Andrew getting some hang time in at Chelsea I Photo: c/o  Andrew Gelles

If you skated Chelsea Piers in the last decade, chances are you’ve seen Andrew out there helping kids learn to drop in. Andrew is a skateboard & surfing instructor who works with kids both here in New York, and on the North Shore of Oahu, Hawaii. We caught up with him at a NYC Skate Coalition contest at Chelsea where he was Emceeing. He took a few minutes in between heats to talk with us about how teaching skateboarding turned out to be the key to living his dream life.

Name: Andrew Gelles
Age: 28
Hometown: New York, New York
Current Location: Split the year between Rockaway Beach North Shore Oahu
Years Skating:13

Tell me a little bit about your involvement at Chelsea…
So, I’ve been teaching skateboarding here since the day it opened pretty much, teaching for 12 years. I was supposed to be a lifeguard when I was 16…but I got a job teaching skateboarding. I’ve been doing that ever since. Eventually, I started a full blown summer camp because I was running out of hours in the day. It’s been the best thing I’ve ever done.

I try to make sure I take time away from being at the computer writing emails, and spend time with each student.

Black and White trips me out…is this from the 80’s, 90’s or today? I Photo: c/o Andrew Gelles

What were some of the challenges and what were some of the best things you encountered when you started?
The greatest challenge I had with camp was basically this – I always tell people if I started working at Starbucks tomorrow, I would start pouring coffee and eventually become a manager, district manager and so forth. Eventually, I would stop pouring cups of coffee. But I genuinely like teaching 1-on-1, as the camp grows I play more of a manager role. I try to make sure I take time away from being at the computer writing emails, and spend time with each student. That’s been the greatest challenge. Other than that I have no complaints.

You really get to have a connection with the kids.
Oh yeah, I have a kid skating in the contest today that started with me years ago. Now he’s 17 years old. I’ve gotten to see a lot of my students grow over the years. Seeing someone go from not even being able to drop in, to that kid who is probably going to place today, it’s unreal.

So your bond continues for years after classes?
Yeah, I still coach and go surfing with them and all that. A lot of the kids help me out and inspire me. They will push me on tricks sometimes. The student becomes the master [laughs].

Working with a student at Chelsea I Photo: c/o Andrew Gelles

What made you choose to do half a year in NY and pick this park in particular?
Well, I actually do surfing more now. I have winters off, so I may as well spend them in Hawaii. I really like it out here. I’ve skateboarded all over the country but I love it here. The vibes are really good. Everyone really knows each other and trusts each other. There’s a family here that you don’t always find in skateboarding.

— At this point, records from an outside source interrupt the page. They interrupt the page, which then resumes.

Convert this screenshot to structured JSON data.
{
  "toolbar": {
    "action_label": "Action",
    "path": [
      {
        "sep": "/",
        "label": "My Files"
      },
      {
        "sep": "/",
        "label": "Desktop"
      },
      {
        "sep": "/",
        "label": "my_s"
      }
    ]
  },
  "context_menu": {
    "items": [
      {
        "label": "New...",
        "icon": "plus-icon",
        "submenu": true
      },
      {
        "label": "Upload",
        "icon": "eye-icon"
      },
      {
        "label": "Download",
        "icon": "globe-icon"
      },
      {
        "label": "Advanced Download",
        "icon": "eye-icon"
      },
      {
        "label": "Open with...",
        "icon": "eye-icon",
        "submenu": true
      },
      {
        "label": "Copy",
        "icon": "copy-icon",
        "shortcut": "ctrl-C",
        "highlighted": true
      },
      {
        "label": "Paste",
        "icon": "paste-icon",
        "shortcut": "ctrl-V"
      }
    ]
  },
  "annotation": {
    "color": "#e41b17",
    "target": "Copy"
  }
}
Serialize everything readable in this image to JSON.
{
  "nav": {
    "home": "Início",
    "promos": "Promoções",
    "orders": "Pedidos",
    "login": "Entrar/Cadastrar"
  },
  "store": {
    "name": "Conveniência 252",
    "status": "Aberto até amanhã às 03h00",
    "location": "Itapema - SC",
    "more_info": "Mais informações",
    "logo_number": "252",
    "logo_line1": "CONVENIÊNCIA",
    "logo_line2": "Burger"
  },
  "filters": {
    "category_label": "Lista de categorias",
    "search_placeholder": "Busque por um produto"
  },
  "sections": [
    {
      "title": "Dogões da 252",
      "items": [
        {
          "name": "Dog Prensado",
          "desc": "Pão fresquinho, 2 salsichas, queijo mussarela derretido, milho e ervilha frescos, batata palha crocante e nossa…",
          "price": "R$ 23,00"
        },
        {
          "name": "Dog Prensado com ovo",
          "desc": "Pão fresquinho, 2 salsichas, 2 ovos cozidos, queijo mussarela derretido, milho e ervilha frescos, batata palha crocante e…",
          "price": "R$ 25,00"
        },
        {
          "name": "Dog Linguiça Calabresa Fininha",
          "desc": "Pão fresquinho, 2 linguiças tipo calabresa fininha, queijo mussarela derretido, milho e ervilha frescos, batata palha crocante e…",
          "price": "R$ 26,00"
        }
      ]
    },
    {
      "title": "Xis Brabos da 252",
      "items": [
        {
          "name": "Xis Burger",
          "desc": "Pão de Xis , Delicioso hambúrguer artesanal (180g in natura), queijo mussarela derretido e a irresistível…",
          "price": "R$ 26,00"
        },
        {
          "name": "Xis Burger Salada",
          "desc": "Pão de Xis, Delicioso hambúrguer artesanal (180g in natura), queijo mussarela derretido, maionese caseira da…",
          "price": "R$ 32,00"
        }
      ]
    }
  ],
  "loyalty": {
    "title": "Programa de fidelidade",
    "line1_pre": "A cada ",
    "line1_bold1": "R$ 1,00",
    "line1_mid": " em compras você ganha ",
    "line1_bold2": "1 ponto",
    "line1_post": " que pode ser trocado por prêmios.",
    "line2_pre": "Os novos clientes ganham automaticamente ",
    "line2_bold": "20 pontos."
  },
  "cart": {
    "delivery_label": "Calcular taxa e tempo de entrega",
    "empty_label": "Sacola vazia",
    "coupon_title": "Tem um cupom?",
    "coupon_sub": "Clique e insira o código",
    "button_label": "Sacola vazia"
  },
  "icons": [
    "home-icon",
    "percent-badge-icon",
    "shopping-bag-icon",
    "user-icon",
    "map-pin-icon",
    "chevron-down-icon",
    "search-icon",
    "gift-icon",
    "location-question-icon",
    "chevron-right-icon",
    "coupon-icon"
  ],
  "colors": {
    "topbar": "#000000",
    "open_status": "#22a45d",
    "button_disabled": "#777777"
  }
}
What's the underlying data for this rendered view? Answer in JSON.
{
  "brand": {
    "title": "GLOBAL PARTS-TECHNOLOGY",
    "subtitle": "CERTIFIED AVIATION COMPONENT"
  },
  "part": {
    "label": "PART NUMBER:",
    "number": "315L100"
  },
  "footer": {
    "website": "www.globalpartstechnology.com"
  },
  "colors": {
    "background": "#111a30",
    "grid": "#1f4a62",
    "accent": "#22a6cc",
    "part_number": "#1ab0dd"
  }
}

Have you gotten to hit up any of the parks at Rockaway?
I helped build the wooden one, it’s literally my backyard. I’ve spent some time at the new concrete ones, they are a lot of fun.

Before you started teaching, what were you doing and what led you to take the leap?
I was handing out flyers for 5 bucks an hour honestly [laughs]. I worked for someone who was more business minded so I learned that aspect from them at a young age. It was like 3 years into it when I realized this is more than just a way to pay the rent every month. It’s a good program. I’ve been street skating for a really long time and we didn’t have things like this when I was growing up. The griminess of skateboarding is still there, but having people around to support you instead of running from cops and security guards kicking you out is just night and day.

The dream isn’t going from teaching 10 kids to a hundred. It’s teaching kids well and making those connections.

Have you gotten any large companies reaching out to offer support or help you out?
Triple Eight helps me out with helmets and pads. Uncle Funky’s supports what I do. As for the big companies… not really. Nike told me what I do doesn’t really fit their brand of skateboarding. I thought that was kind of interesting. It’s pretty much been just on me and that’s fine. I’m riding a Powell right now, not because of any support or hookup but because I like the board and what they do so I’m supporting them.

So what’s your dream of where to take what you’re doing?Honestly, this may sound cheesy but the dream right now is every year when I get on the plane and go to Hawaii I say to myself “man if I can just do this one more year.”

It’s not to grow or expand. The dream isn’t going from teaching 10 kids to a hundred. It’s teaching kids well and making those connections. As long as I can pay my bills on time and keep doing it. Quality over Quantity.

True that. Any shoutouts or thank you’s you wanna put out there?
Huge shout out to Ian from NYC Skate Coalition for organizing this whole event. Shout out to Mark Gonzales for being really cool and bringing us all together. Shout out to Andy Kessler for building so much of the scene and being an inspiration when I was a kid. Shout out to everyone who wakes up in the morning and skates, doesn’t think they can drop in but goes anyway. Those guys make the world.

Follow Andrew on instagram and see what living the dream looks like.

Andrew with the helping hand. I Photo: c/o Andrew Gelles

Nosegrab or levitating blunt to fakie: you decide I Photo: c/o Andrew Gelles